[[ DATA SHOWN open ]]
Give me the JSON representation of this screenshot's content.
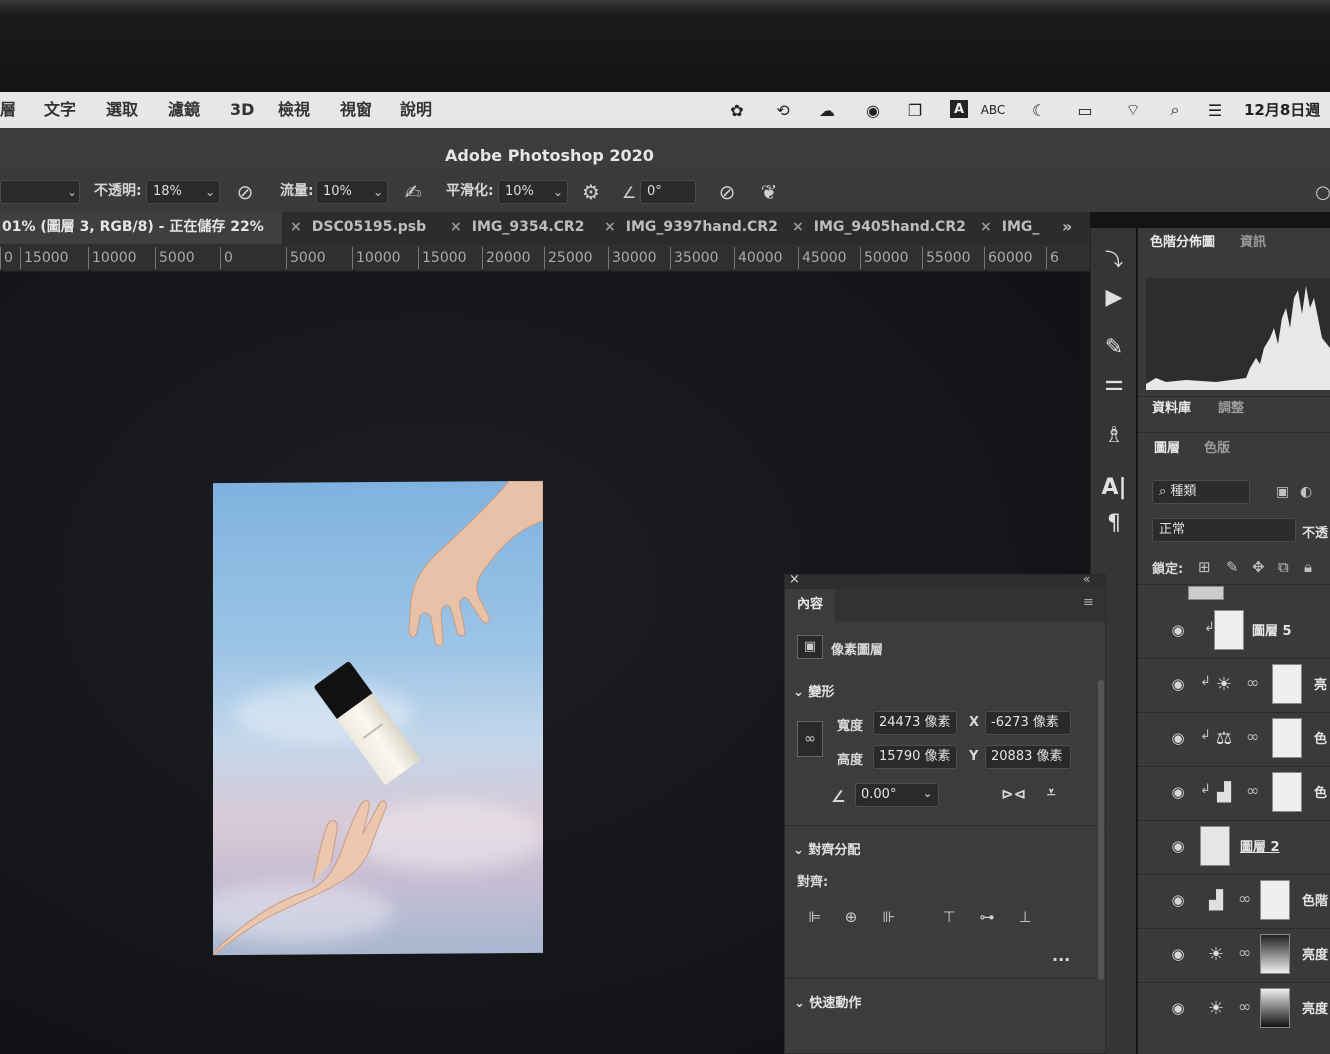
{
  "menubar": {
    "items": [
      "層",
      "文字",
      "選取",
      "濾鏡",
      "3D",
      "檢視",
      "視窗",
      "說明"
    ],
    "input_source": "ABC",
    "clock": "12月8日週"
  },
  "app": {
    "title": "Adobe Photoshop 2020"
  },
  "options": {
    "opacity_label": "不透明:",
    "opacity_value": "18%",
    "flow_label": "流量:",
    "flow_value": "10%",
    "smoothing_label": "平滑化:",
    "smoothing_value": "10%",
    "angle_value": "0°"
  },
  "tabs": {
    "active": "01% (圖層 3, RGB/8) - 正在儲存 22%",
    "others": [
      "DSC05195.psb",
      "IMG_9354.CR2",
      "IMG_9397hand.CR2",
      "IMG_9405hand.CR2",
      "IMG_"
    ],
    "overflow": "»"
  },
  "ruler": {
    "ticks": [
      "0",
      "15000",
      "10000",
      "5000",
      "0",
      "5000",
      "10000",
      "15000",
      "20000",
      "25000",
      "30000",
      "35000",
      "40000",
      "45000",
      "50000",
      "55000",
      "60000",
      "6"
    ]
  },
  "right_panel": {
    "tabs_top": [
      "色階分佈圖",
      "資訊"
    ],
    "tabs_mid": [
      "資料庫",
      "調整"
    ],
    "tabs_layers": [
      "圖層",
      "色版"
    ],
    "filter_kind": "種類",
    "blend_mode": "正常",
    "opacity_short": "不透",
    "lock_label": "鎖定:",
    "layers": [
      {
        "name": "圖層 5"
      },
      {
        "name": "亮"
      },
      {
        "name": "色"
      },
      {
        "name": "色"
      },
      {
        "name": "圖層 2"
      },
      {
        "name": "色階"
      },
      {
        "name": "亮度"
      },
      {
        "name": "亮度"
      }
    ]
  },
  "properties": {
    "tab": "內容",
    "layer_type": "像素圖層",
    "transform_title": "變形",
    "width_label": "寬度",
    "width_value": "24473 像素",
    "height_label": "高度",
    "height_value": "15790 像素",
    "x_label": "X",
    "x_value": "-6273 像素",
    "y_label": "Y",
    "y_value": "20883 像素",
    "angle_value": "0.00°",
    "align_title": "對齊分配",
    "align_label": "對齊:",
    "more": "...",
    "quick_actions_title": "快速動作"
  },
  "colors": {
    "menubar_bg": "#e9e6e6",
    "app_chrome": "#3a3a3a",
    "canvas_bg": "#15161a"
  }
}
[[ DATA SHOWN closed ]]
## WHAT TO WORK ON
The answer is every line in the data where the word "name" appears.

## RESULT
        "name": "圖層 5"
        "name": "亮"
        "name": "色"
        "name": "色"
        "name": "圖層 2"
        "name": "色階"
        "name": "亮度"
        "name": "亮度"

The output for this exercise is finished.